As for those classics... last year was an unmitigated disaster. While Quick Step dominated the peloton, Lotto barely got a whiff of the front. After Bert Roesems' win at Nokere Koerse (March 15), they got bubkis. Nothing! Look at the teams that won in Belgium: Discovery, Rabobank, Chocolade Jacques, Caisse d'Epargne, CSC, FDJeux. Is this acceptable?
So you can sympathize with Sergeant's decision to force out longtime Classics stalwart Peter Van Petegem, based largely on his narrow focus, fading results, and advanced age. A man who did the Flanders/Roubaix double in 2003, Van Petegem was still effective last year, finishing in the first chase group at both of his target races (before the P-R DSQ), but he gave no hint that he could close out either affair had he been on the front.

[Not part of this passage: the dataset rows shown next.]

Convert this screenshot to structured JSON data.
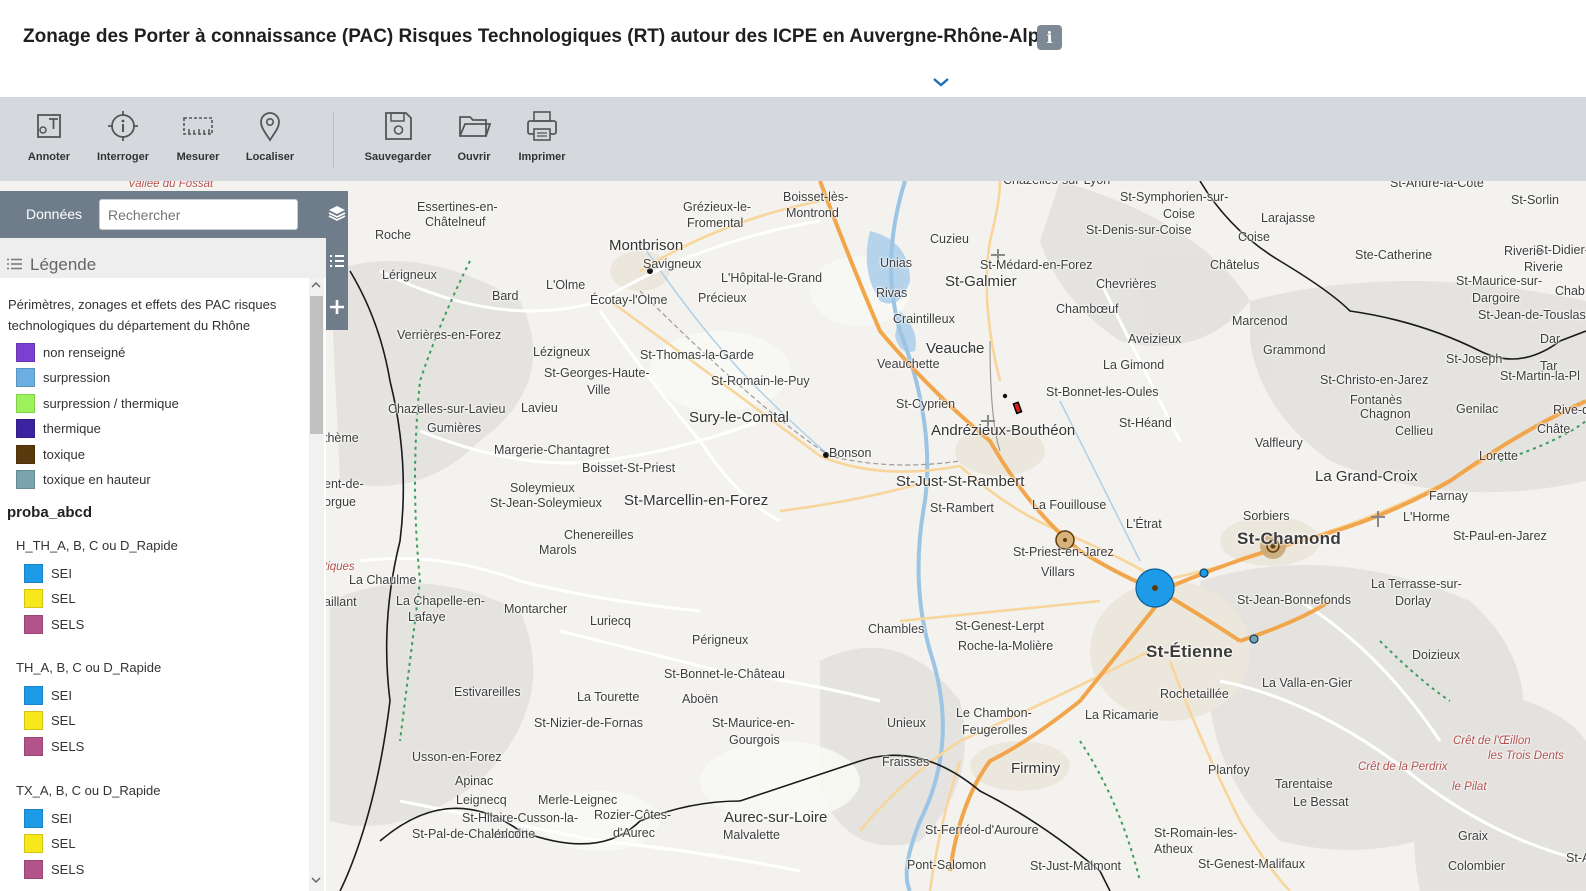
{
  "header": {
    "title": "Zonage des Porter à connaissance (PAC) Risques Technologiques (RT) autour des ICPE en Auvergne-Rhône-Alpes",
    "info_icon": "info-icon",
    "collapse_icon": "chevron-down-icon"
  },
  "toolbar": {
    "annoter": "Annoter",
    "interroger": "Interroger",
    "mesurer": "Mesurer",
    "localiser": "Localiser",
    "sauvegarder": "Sauvegarder",
    "ouvrir": "Ouvrir",
    "imprimer": "Imprimer"
  },
  "panel": {
    "tab_label": "Données",
    "search_placeholder": "Rechercher",
    "legend_title": "Légende",
    "legend_desc": "Périmètres, zonages et effets des PAC risques technologiques du département du Rhône",
    "categories": [
      {
        "label": "non renseigné",
        "color": "#7b3fd1"
      },
      {
        "label": "surpression",
        "color": "#6aaee2"
      },
      {
        "label": "surpression / thermique",
        "color": "#9cf25a"
      },
      {
        "label": "thermique",
        "color": "#3b22a0"
      },
      {
        "label": "toxique",
        "color": "#5a3a0c"
      },
      {
        "label": "toxique en hauteur",
        "color": "#7aa3ad"
      }
    ],
    "group_title": "proba_abcd",
    "subgroups": [
      {
        "title": "H_TH_A, B, C ou D_Rapide",
        "items": [
          "SEI",
          "SEL",
          "SELS"
        ]
      },
      {
        "title": "TH_A, B, C ou D_Rapide",
        "items": [
          "SEI",
          "SEL",
          "SELS"
        ]
      },
      {
        "title": "TX_A, B, C ou D_Rapide",
        "items": [
          "SEI",
          "SEL",
          "SELS"
        ]
      }
    ],
    "sub_colors": {
      "SEI": "#1e9be8",
      "SEL": "#f7e81c",
      "SELS": "#b3538a"
    }
  },
  "map": {
    "places": [
      {
        "name": "Vallée du Fossat",
        "cls": "ital"
      },
      {
        "name": "Boisset-lès-"
      },
      {
        "name": "Montrond"
      },
      {
        "name": "Grézieux-le-"
      },
      {
        "name": "Fromental"
      },
      {
        "name": "Essertines-en-"
      },
      {
        "name": "Châtelneuf"
      },
      {
        "name": "Roche"
      },
      {
        "name": "Montbrison",
        "cls": "big"
      },
      {
        "name": "Savigneux"
      },
      {
        "name": "L'Hôpital-le-Grand"
      },
      {
        "name": "Cuzieu"
      },
      {
        "name": "Unias"
      },
      {
        "name": "Rivas"
      },
      {
        "name": "Craintilleux"
      },
      {
        "name": "St-Galmier",
        "cls": "big"
      },
      {
        "name": "St-Médard-en-Forez"
      },
      {
        "name": "Chevrières"
      },
      {
        "name": "Chambœuf"
      },
      {
        "name": "St-Symphorien-sur-"
      },
      {
        "name": "Coise"
      },
      {
        "name": "St-Denis-sur-Coise"
      },
      {
        "name": "Larajasse"
      },
      {
        "name": "Coise"
      },
      {
        "name": "Châtelus"
      },
      {
        "name": "St-Sorlin"
      },
      {
        "name": "St-Didier-sur-"
      },
      {
        "name": "Riverie"
      },
      {
        "name": "Ste-Catherine"
      },
      {
        "name": "Riverie"
      },
      {
        "name": "St-Maurice-sur-"
      },
      {
        "name": "Dargoire"
      },
      {
        "name": "St-Jean-de-Touslas"
      },
      {
        "name": "Chab"
      },
      {
        "name": "Lérigneux"
      },
      {
        "name": "Bard"
      },
      {
        "name": "L'Olme"
      },
      {
        "name": "Écotay-l'Olme"
      },
      {
        "name": "Précieux"
      },
      {
        "name": "Verrières-en-Forez"
      },
      {
        "name": "Lézigneux"
      },
      {
        "name": "St-Thomas-la-Garde"
      },
      {
        "name": "St-Georges-Haute-"
      },
      {
        "name": "Ville"
      },
      {
        "name": "St-Romain-le-Puy"
      },
      {
        "name": "Veauche",
        "cls": "big"
      },
      {
        "name": "Veauchette"
      },
      {
        "name": "Aveizieux"
      },
      {
        "name": "La Gimond"
      },
      {
        "name": "Marcenod"
      },
      {
        "name": "Grammond"
      },
      {
        "name": "St-Joseph"
      },
      {
        "name": "St-Martin-la-Pl"
      },
      {
        "name": "St-Christo-en-Jarez"
      },
      {
        "name": "Fontanès"
      },
      {
        "name": "Chazelles-sur-Lavieu"
      },
      {
        "name": "Lavieu"
      },
      {
        "name": "Gumières"
      },
      {
        "name": "Sury-le-Comtal",
        "cls": "big"
      },
      {
        "name": "St-Cyprien"
      },
      {
        "name": "St-Bonnet-les-Oules"
      },
      {
        "name": "Andrézieux-Bouthéon",
        "cls": "big"
      },
      {
        "name": "St-Héand"
      },
      {
        "name": "Chagnon"
      },
      {
        "name": "Genilac"
      },
      {
        "name": "Rive-de"
      },
      {
        "name": "Cellieu"
      },
      {
        "name": "Châte"
      },
      {
        "name": "Valfleury"
      },
      {
        "name": "Lorette"
      },
      {
        "name": "Margerie-Chantagret"
      },
      {
        "name": "Bonson"
      },
      {
        "name": "Boisset-St-Priest"
      },
      {
        "name": "St-Just-St-Rambert",
        "cls": "big"
      },
      {
        "name": "La Grand-Croix",
        "cls": "big"
      },
      {
        "name": "Farnay"
      },
      {
        "name": "Soleymieux"
      },
      {
        "name": "St-Jean-Soleymieux"
      },
      {
        "name": "St-Marcellin-en-Forez",
        "cls": "big"
      },
      {
        "name": "St-Rambert"
      },
      {
        "name": "La Fouillouse"
      },
      {
        "name": "L'Étrat"
      },
      {
        "name": "Sorbiers"
      },
      {
        "name": "St-Chamond",
        "cls": "city"
      },
      {
        "name": "L'Horme"
      },
      {
        "name": "St-Paul-en-Jarez"
      },
      {
        "name": "Chenereilles"
      },
      {
        "name": "Marols"
      },
      {
        "name": "St-Priest-en-Jarez"
      },
      {
        "name": "Villars"
      },
      {
        "name": "La Terrasse-sur-"
      },
      {
        "name": "Dorlay"
      },
      {
        "name": "La Chaulme"
      },
      {
        "name": "La Chapelle-en-"
      },
      {
        "name": "Lafaye"
      },
      {
        "name": "Montarcher"
      },
      {
        "name": "Luriecq"
      },
      {
        "name": "St-Jean-Bonnefonds"
      },
      {
        "name": "Chambles"
      },
      {
        "name": "St-Genest-Lerpt"
      },
      {
        "name": "Roche-la-Molière"
      },
      {
        "name": "St-Étienne",
        "cls": "city"
      },
      {
        "name": "Doizieux"
      },
      {
        "name": "Périgneux"
      },
      {
        "name": "Estivareilles"
      },
      {
        "name": "La Tourette"
      },
      {
        "name": "St-Bonnet-le-Château"
      },
      {
        "name": "Aboën"
      },
      {
        "name": "Rochetaillée"
      },
      {
        "name": "La Valla-en-Gier"
      },
      {
        "name": "St-Nizier-de-Fornas"
      },
      {
        "name": "St-Maurice-en-"
      },
      {
        "name": "Gourgois"
      },
      {
        "name": "Unieux"
      },
      {
        "name": "Le Chambon-"
      },
      {
        "name": "Feugerolles"
      },
      {
        "name": "La Ricamarie"
      },
      {
        "name": "Usson-en-Forez"
      },
      {
        "name": "Apinac"
      },
      {
        "name": "Fraisses"
      },
      {
        "name": "Firminy",
        "cls": "big"
      },
      {
        "name": "Planfoy"
      },
      {
        "name": "Crêt de l'Œillon",
        "cls": "ital"
      },
      {
        "name": "les Trois Dents",
        "cls": "ital"
      },
      {
        "name": "Crêt de la Perdrix",
        "cls": "ital"
      },
      {
        "name": "le Pilat",
        "cls": "ital"
      },
      {
        "name": "Tarentaise"
      },
      {
        "name": "Le Bessat"
      },
      {
        "name": "Leignecq"
      },
      {
        "name": "Merle-Leignec"
      },
      {
        "name": "Rozier-Côtes-"
      },
      {
        "name": "d'Aurec"
      },
      {
        "name": "Aurec-sur-Loire",
        "cls": "big"
      },
      {
        "name": "Malvalette"
      },
      {
        "name": "St-Hilaire-Cusson-la-"
      },
      {
        "name": "Valmitte"
      },
      {
        "name": "St-Pal-de-Chalencon"
      },
      {
        "name": "St-Ferréol-d'Auroure"
      },
      {
        "name": "St-Romain-les-"
      },
      {
        "name": "Atheux"
      },
      {
        "name": "Graix"
      },
      {
        "name": "St-Appolinard"
      },
      {
        "name": "Colombier"
      },
      {
        "name": "Pont-Salomon"
      },
      {
        "name": "St-Just-Malmont"
      },
      {
        "name": "St-Genest-Malifaux"
      },
      {
        "name": "St-André-la-Côte"
      },
      {
        "name": "Chazelles-sur-Lyon"
      },
      {
        "name": "thème"
      },
      {
        "name": "ent-de-"
      },
      {
        "name": "orgue"
      },
      {
        "name": "tiques",
        "cls": "ital"
      },
      {
        "name": "aillant"
      },
      {
        "name": "Dar"
      },
      {
        "name": "Tar"
      }
    ]
  }
}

So out with Van Petegem, and in comes Leif Hoste. This is a great exchange on its face. Hoste is not yet thirty, won Three Days of De Panne, and was himself one rail crossing incident from second at both Flanders and Roubaix. Hoste can close out a race, albeit not straight up against Boonen perhaps, but in the finale of these races he has a chance and will be around for a while.

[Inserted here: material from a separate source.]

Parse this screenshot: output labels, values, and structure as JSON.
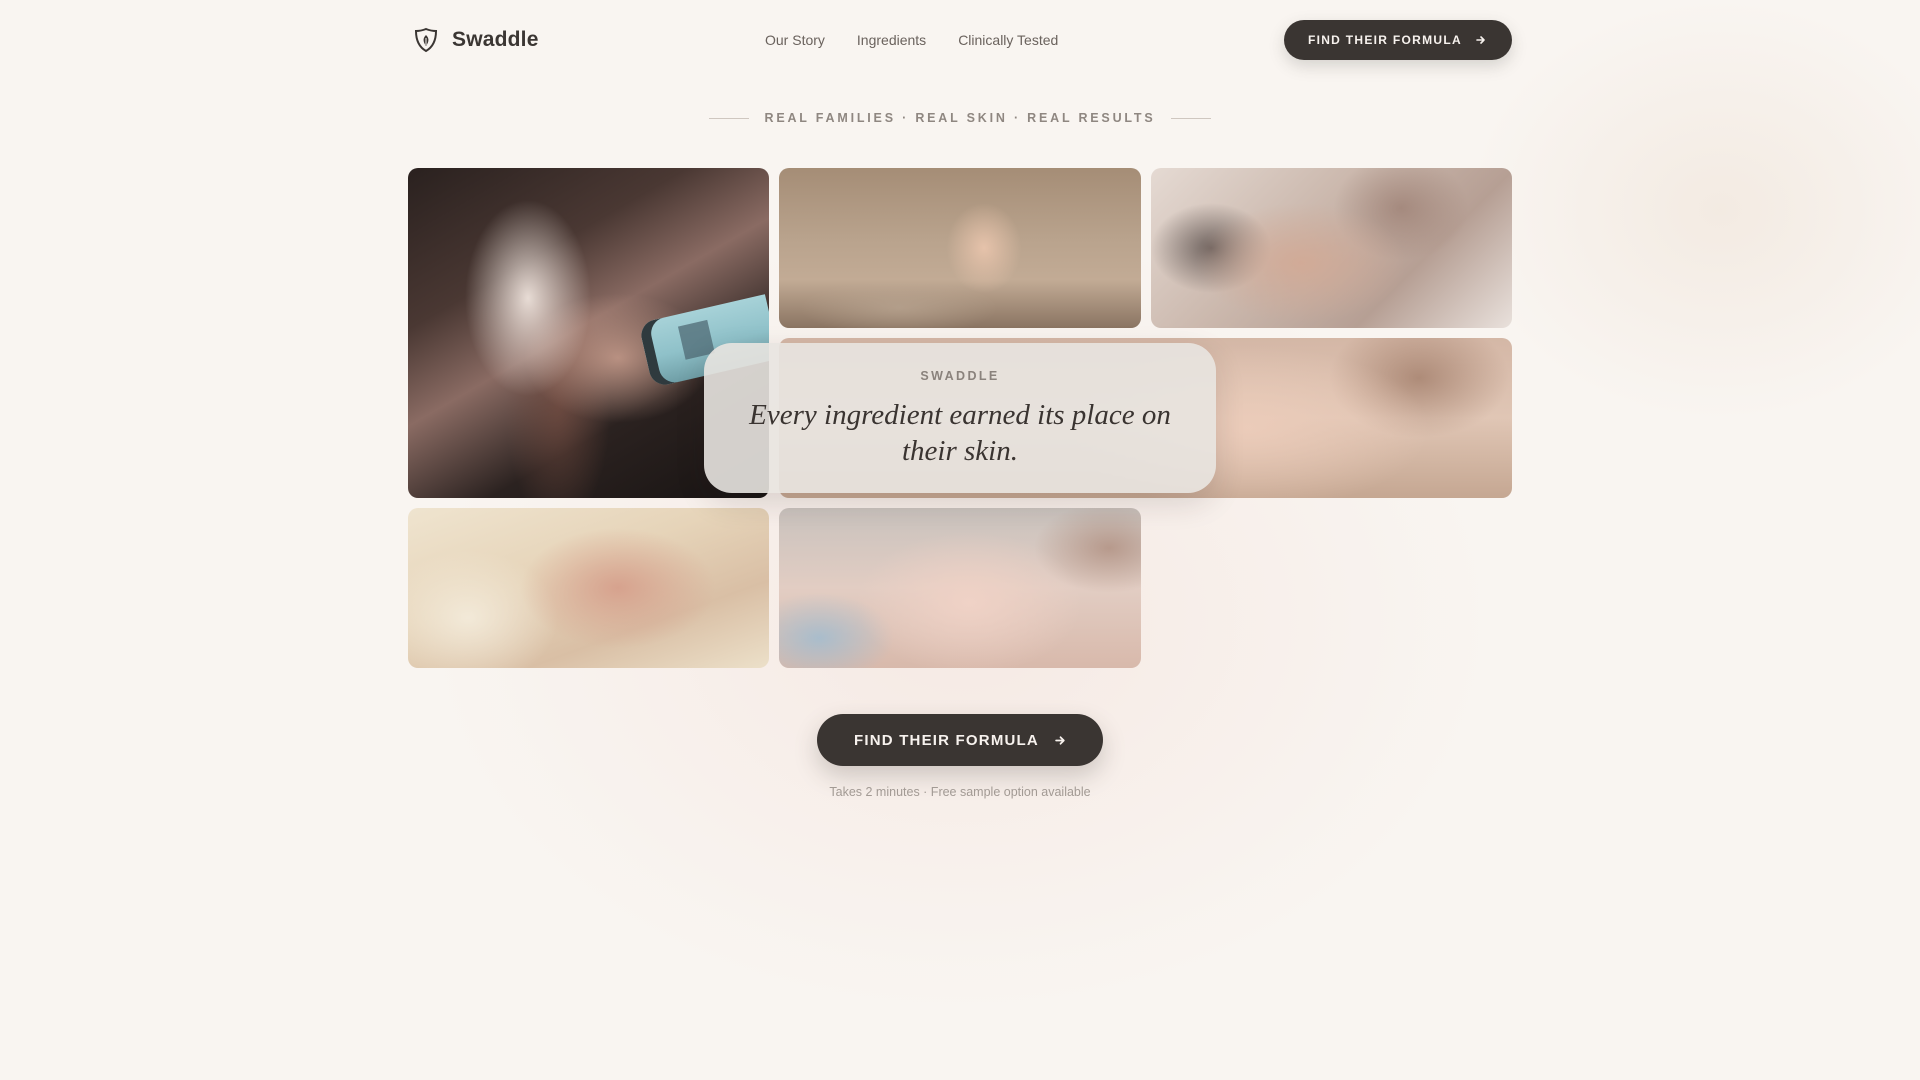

But I can't help feeling like they hamstrung themselves again just as they were fixing things. Maybe Van Petegem couldn't be convinced to stay on in a supporting role, but he's exactly what Hoste could use if he's going to break through at De Ronde. Or maybe he needs someone like Gert Steegmans for protection and leadouts. But they're over at Quick Step shielding Boonen and Bettini, while Hoste's supporting cast is, by comparison, watery broth. Hoste is truly solid, but I don't see how one guy can be expected to win, with no help chasing breaks or softening up the field, unless he can uncork the "ride of his life" like Cancellara at Roubaix.
If there's good news, it's that Hoste isn't the only threat. Another possibility is McEwen at Gent-Wevelgem; not a likelihood, but if Robbie ever gets to the last KM without feeling too spent, he's got a fine shot. Cadel Evans could be in the mix at any of the Ardennes races, though the new trend of climbers who can sprint is bad news for guys like Cadel in one-day races.
Predictor-Lotto are victims of a lack of focus, or maybe the wrong collection of riders, competitive everywhere but never among the strongest team in any one discipline. Leif Hoste is a guy you can build around for the next couple years, but Lotto haven't done that yet, and still bring a second-rate team capable only of winning on home soil in second-rate events.